Monday, November 18, 2013

Why Do Decongestant Inhalers Burn

Decongestant inhalers may cause discomfort.

Decongestant inhalers are generally useful for temporary relief of sinus congestion, though they contain ingredients that may cause discomfort, such as burning or stinging. Many inhalers can be bought over the counter. If you purchase one of these, you shouldn't share it with other people, since you can further spread illness.


Camphor oil is extracted from the leaves of a camphor tree. This oil is used in a variety of medications that treat such upper respiratory problems as congestion and coughing. When the oil, or vapors from it, comes in contact with fluid, it creates a soothing layer along the membranes of the respiratory system. However, people with certain ailments, such as asthma, may suffer negative effects such as a bronchial spasm.

Camphor may also cause burning when coming in contact with cuts. If you have an irritation or cut in your nose, the camphor in the inhaler may causing burning or stinging.


Menthol is present in many decongestant inhalers. Menthol contains chemicals that cause a cooling sensation. This cooling sensation may feel more heightened in sensitive areas, such as nasal passages, and may cause you to feel the cooling sensation as more of a burning or stinging.


When you use over-the-counter decongestant inhalers, mild irritation or burning isn't uncommon. Warnings that list these as mild side effects are usually printed on the packaging. If you use these products and experience discomfort that you think is more than mild, discontinue use and consult your doctor immediately.

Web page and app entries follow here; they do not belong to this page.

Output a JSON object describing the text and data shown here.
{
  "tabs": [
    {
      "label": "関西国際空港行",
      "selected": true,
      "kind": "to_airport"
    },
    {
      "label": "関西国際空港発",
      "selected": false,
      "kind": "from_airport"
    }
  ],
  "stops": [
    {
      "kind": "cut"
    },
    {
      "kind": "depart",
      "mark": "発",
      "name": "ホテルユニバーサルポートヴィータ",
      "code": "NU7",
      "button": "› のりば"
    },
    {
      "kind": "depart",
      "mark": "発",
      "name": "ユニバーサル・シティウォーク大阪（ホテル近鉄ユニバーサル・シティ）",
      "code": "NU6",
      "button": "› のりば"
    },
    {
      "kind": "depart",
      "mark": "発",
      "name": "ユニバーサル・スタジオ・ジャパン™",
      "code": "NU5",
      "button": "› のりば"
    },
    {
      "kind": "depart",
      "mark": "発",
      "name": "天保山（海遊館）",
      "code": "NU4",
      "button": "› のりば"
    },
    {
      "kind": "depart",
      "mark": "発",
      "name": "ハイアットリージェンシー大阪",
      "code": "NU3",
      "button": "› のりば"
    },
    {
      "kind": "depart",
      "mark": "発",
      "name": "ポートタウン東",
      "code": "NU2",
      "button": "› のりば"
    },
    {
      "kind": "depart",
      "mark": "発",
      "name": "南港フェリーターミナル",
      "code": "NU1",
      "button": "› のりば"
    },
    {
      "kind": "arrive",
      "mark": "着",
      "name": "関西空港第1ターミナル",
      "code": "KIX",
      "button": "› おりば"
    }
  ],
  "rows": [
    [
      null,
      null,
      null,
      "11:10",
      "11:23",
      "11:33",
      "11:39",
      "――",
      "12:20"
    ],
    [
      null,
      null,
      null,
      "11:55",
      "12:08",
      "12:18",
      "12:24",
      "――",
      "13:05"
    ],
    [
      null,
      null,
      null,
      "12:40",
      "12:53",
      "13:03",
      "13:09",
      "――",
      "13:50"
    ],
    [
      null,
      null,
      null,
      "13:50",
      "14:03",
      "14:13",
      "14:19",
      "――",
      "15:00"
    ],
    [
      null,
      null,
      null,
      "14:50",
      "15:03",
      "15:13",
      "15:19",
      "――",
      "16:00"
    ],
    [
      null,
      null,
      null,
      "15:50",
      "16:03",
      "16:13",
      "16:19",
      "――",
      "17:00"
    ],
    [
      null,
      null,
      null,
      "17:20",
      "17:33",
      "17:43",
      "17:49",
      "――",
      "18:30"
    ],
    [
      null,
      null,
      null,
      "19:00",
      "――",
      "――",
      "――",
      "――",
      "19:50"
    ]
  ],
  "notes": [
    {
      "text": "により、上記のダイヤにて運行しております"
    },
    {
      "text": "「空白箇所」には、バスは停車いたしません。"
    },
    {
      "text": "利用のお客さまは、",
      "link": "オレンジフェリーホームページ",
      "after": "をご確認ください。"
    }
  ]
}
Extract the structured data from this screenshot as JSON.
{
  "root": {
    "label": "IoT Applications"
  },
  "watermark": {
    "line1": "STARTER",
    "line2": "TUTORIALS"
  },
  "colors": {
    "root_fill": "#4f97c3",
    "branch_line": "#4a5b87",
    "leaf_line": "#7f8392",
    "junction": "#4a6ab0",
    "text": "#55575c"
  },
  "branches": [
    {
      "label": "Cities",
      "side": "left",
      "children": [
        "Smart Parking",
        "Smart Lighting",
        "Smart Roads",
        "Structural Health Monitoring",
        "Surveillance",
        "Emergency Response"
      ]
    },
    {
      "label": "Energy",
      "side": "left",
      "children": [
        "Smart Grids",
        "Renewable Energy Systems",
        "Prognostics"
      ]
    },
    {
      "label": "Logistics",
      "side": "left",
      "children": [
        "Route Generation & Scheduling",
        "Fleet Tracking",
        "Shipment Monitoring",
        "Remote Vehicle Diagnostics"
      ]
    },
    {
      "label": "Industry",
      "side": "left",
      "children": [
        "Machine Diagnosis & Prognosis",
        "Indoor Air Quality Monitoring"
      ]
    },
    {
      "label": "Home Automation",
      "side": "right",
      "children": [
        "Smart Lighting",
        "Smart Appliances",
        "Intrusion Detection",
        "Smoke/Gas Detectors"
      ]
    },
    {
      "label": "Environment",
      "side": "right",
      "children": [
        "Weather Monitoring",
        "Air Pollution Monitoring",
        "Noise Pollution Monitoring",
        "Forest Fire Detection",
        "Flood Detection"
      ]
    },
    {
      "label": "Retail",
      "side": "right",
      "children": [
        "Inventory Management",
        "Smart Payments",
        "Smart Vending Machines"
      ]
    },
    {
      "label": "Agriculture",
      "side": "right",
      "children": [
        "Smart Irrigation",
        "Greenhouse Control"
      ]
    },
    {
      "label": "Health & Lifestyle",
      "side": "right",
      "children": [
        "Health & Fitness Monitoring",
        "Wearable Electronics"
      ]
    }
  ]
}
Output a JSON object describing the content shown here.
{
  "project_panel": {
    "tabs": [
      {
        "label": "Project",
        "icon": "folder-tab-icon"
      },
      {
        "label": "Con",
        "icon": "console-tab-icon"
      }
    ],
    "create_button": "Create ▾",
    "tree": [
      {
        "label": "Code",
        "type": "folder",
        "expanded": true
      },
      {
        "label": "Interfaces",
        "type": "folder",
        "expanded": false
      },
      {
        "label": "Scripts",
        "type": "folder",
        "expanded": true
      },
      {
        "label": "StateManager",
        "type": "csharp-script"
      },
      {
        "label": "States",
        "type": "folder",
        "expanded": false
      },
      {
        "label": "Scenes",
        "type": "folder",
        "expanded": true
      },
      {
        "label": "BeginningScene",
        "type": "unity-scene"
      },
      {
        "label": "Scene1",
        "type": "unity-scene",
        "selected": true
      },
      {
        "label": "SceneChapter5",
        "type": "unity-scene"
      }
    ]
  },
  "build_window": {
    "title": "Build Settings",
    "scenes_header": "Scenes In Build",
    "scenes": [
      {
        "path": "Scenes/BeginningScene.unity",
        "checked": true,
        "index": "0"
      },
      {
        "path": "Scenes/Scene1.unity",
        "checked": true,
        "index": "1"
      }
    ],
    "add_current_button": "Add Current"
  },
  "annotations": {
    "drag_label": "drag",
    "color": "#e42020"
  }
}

Tags: burning stinging, cooling sensation, cause discomfort, contact with, decongestant inhalers